Overall, NIM compressed to 9.1% (-40% bps yoy and -70bps yoy). This explained the NII slowdown in Q1 (+14.2% yoy, -2.7% qoq). For the deepening of forbearance measures, especially under recent reinforcement of the SBV, we expect that NII would continue to slow down further in Q2 (and maybe in Q3 also). We forecast 2020 credit growth of 15% at parent bank and 9% at FE Credit (current assigned limit is 13% for parent bank and 9% for FE Credit), along with a NIM cut of 53bps, which translates to a NII growth forecast of 8.3% yoy in 2020. However, once the coronavirus impact is over, we believe VPB would still be able to (1) maintain a strong credit expansion owing to strong capital, and (2) have ample room to turn NIM around with a healthy liquidity (LDR at 71.9% and the ratio of short-term fund for medium/long term loans at 28.7%, both quite far below the regulatory threshold). As such, we expect NII to maintain a desirable growth after the outbreak is contained. 

Impact on service income  

Net fees reach VND695bn (US$30.2mn, +33.4% yoy), mainly contributed by strong payment fee momentum at the parent bank (+90.8% yoy). Since March, VPB has exempted fees on interbank real time transfer and discounted 10-25% on e-commerce transactions to promote non-cash payment. These promotions seemed to effectively facilitate the prevalence of online transactions in Q1, yet we expect that payment fee momentum to level off in the remaining quarters of this year under intensification of transfer fee forbearance.

Bancassurance fee expanded significantly in the parent bank (+29.8% yoy), but the consolidated momentum was much lower (+5.0% yoy only) due to a 2% yoy fall in FE Credit, which can be attributed to lower consumer loan disbursement by 13% yoy in Q1.  

Considering these trends, we revise down the 2020e fee income growth forecast to 21.0% yoy, but maintain the view that the bank’s long-term outlook is still strong given its current diverse fee structures among proactive digitalisation exercises. 

Operating cost to improve further 

Q1 operating expenses were controlled, only increasing by 10.3% yoy, mainly attributed to a 21.5% yoy climb in staff cost. While TOI climbed by 24.4% yoy, CIR improved to 33.1% from 34.0% in 2019 (and 37.4% in Q1 19). Higher efficiency was found at both the parent bank (CIR -7.8ppts yoy) and FE Credit (CIR -2.3ppts yoy). VPB has set a vision to become the most consumer-friendly bank through technology by 2022, with leaner processes and cost optimisation via digital transformation.

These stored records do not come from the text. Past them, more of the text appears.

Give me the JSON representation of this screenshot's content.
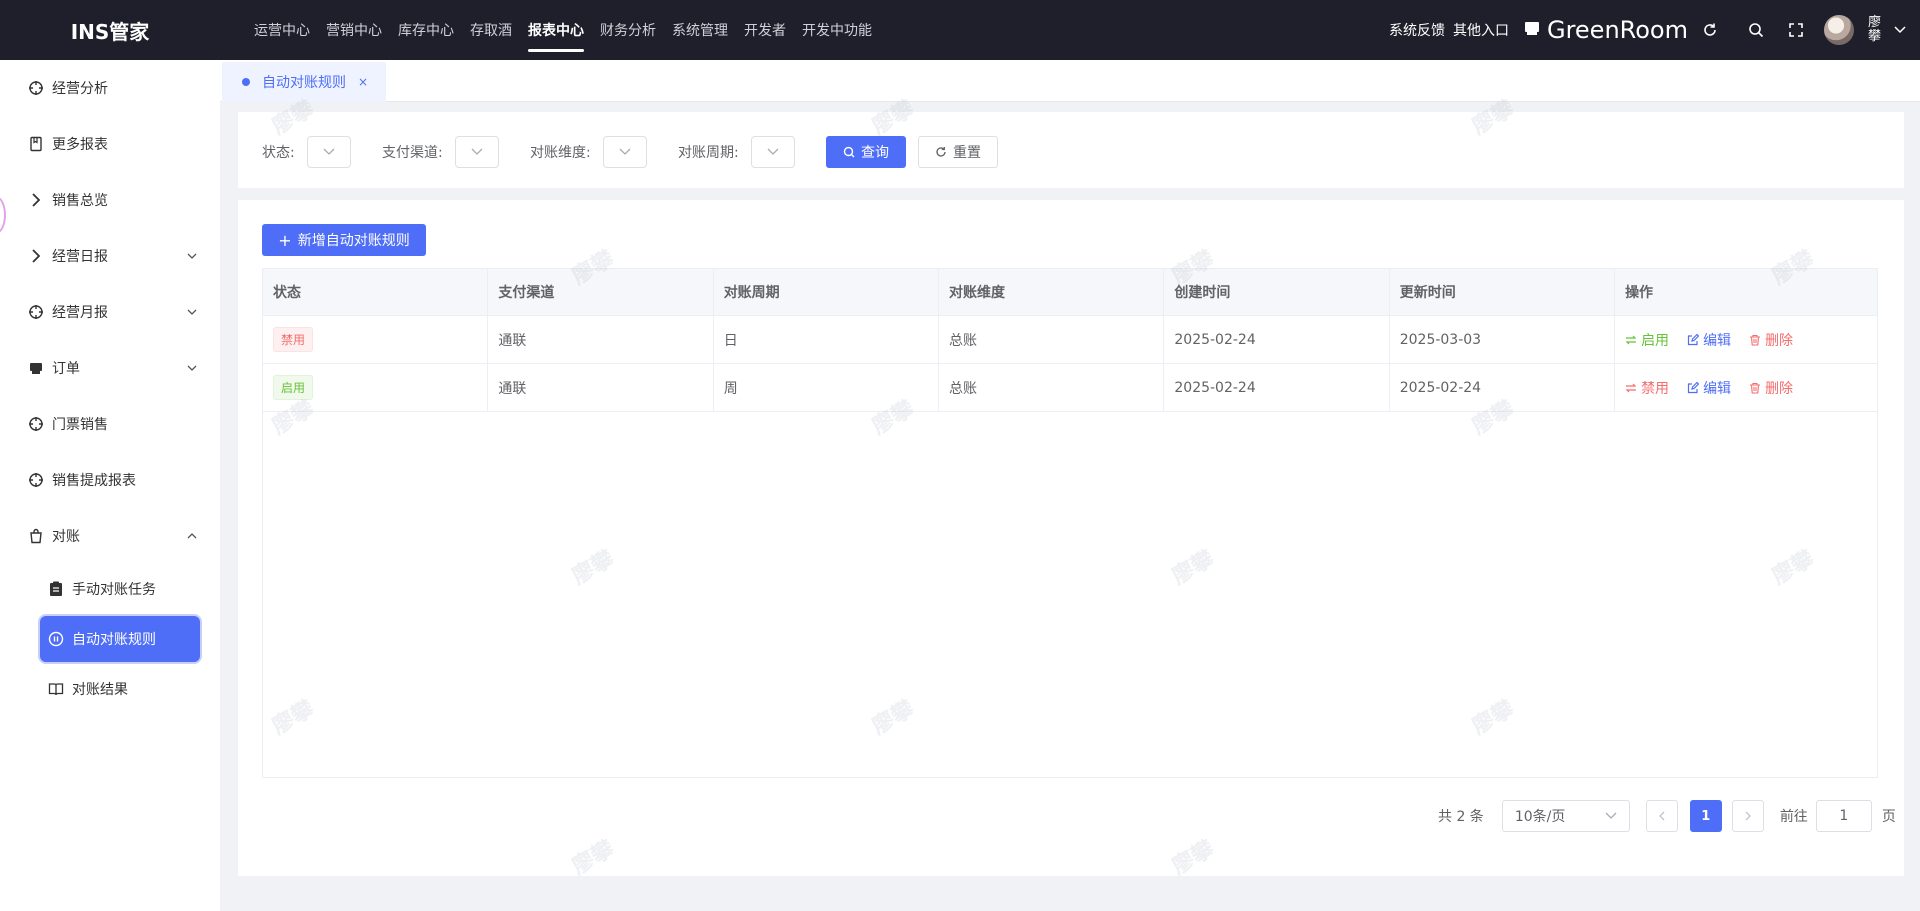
{
  "app": {
    "brand": "INS管家"
  },
  "topnav": [
    {
      "label": "运营中心",
      "active": false
    },
    {
      "label": "营销中心",
      "active": false
    },
    {
      "label": "库存中心",
      "active": false
    },
    {
      "label": "存取酒",
      "active": false
    },
    {
      "label": "报表中心",
      "active": true
    },
    {
      "label": "财务分析",
      "active": false
    },
    {
      "label": "系统管理",
      "active": false
    },
    {
      "label": "开发者",
      "active": false
    },
    {
      "label": "开发中功能",
      "active": false
    }
  ],
  "header_right": {
    "feedback": "系统反馈",
    "other_entry": "其他入口",
    "store_name": "GreenRoom",
    "user_name": "廖攀"
  },
  "sidebar": {
    "items": [
      {
        "label": "经营分析",
        "icon": "crosshair-icon"
      },
      {
        "label": "更多报表",
        "icon": "book-icon"
      },
      {
        "label": "销售总览",
        "icon": "chevron-right-icon"
      },
      {
        "label": "经营日报",
        "icon": "chevron-right-icon"
      },
      {
        "label": "经营月报",
        "icon": "crosshair-icon"
      },
      {
        "label": "订单",
        "icon": "order-icon"
      },
      {
        "label": "门票销售",
        "icon": "crosshair-icon"
      },
      {
        "label": "销售提成报表",
        "icon": "crosshair-icon"
      },
      {
        "label": "对账",
        "icon": "bag-icon"
      }
    ],
    "sub_items": [
      {
        "label": "手动对账任务",
        "icon": "clipboard-icon"
      },
      {
        "label": "自动对账规则",
        "icon": "pause-circle-icon"
      },
      {
        "label": "对账结果",
        "icon": "open-book-icon"
      }
    ]
  },
  "tabs": [
    {
      "label": "自动对账规则",
      "close": "×"
    }
  ],
  "filters": {
    "status": "状态:",
    "channel": "支付渠道:",
    "dimension": "对账维度:",
    "period": "对账周期:",
    "query": "查询",
    "reset": "重置"
  },
  "table": {
    "add_label": "新增自动对账规则",
    "columns": [
      "状态",
      "支付渠道",
      "对账周期",
      "对账维度",
      "创建时间",
      "更新时间",
      "操作"
    ],
    "rows": [
      {
        "status": "禁用",
        "status_type": "danger",
        "channel": "通联",
        "period": "日",
        "dimension": "总账",
        "created": "2025-02-24",
        "updated": "2025-03-03",
        "toggle": "启用",
        "edit": "编辑",
        "delete": "删除"
      },
      {
        "status": "启用",
        "status_type": "success",
        "channel": "通联",
        "period": "周",
        "dimension": "总账",
        "created": "2025-02-24",
        "updated": "2025-02-24",
        "toggle": "禁用",
        "edit": "编辑",
        "delete": "删除"
      }
    ]
  },
  "pagination": {
    "total": "共 2 条",
    "page_size": "10条/页",
    "current": "1",
    "goto_label": "前往",
    "goto_value": "1",
    "page_unit": "页"
  },
  "watermark": "廖攀",
  "colors": {
    "primary": "#4f6ef7",
    "topbar": "#1f1f2b",
    "success": "#67c23a",
    "danger": "#f56c6c"
  }
}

We expect the bank’s operating efficiency to benefit from customer behaviours transitioning towards online channels during the coronavirus outbreak. As such, CIR is likely to improve further. We forecast a 70bps improvement in 2020e CIR versus 2019’s 33.3%. 

Asset quality to be monitored closely  

Asset quality in Q1 20 seems yet to be impacted much by the coronavirus outbreak. After the write-off of 1.38% gross loans in Q1, consolidated NPL ratio (Circular 02) was down to 2.6% (-36 bps YTD and -59bps yoy). This is predominantly owing to the improvement in FE Credit’s NPL ratio (down from 6.0% by end-2019 to 4.4%, in light of the SBV’s loan tolerance guidance, more prudent lending approach and increase in write-offs). Consolidated provision costs increased moderately by 15.8% yoy to reach VND3.7tn (excluding VAMC provision cost, actual growth is 26.0% yoy). LLR (added back write-offs) improved to 67.1% from 63.3%. As such, during Q1 20, VPB accumulated some more room to handle probable asset quality deterioration in the upcoming quarters. 

However, in the current unfavourable economic condition, it should be noted that a significant portion of unsecured lending is still under a higher risk of more severe Covid-19 impacts than the other more conservative banks. Since Q2 when the impact on asset quality is likely to become more distant, we expect the bank to escalate its provision booking to thicken provision buffers. We forecast a 2020e consolidated provision expenses of 15tn (+10.2% yoy or +18.8% yoy if excluding VAMC provision) to maintain the same NPL ratios as at end-2019 for both the parent bank and FE Credit.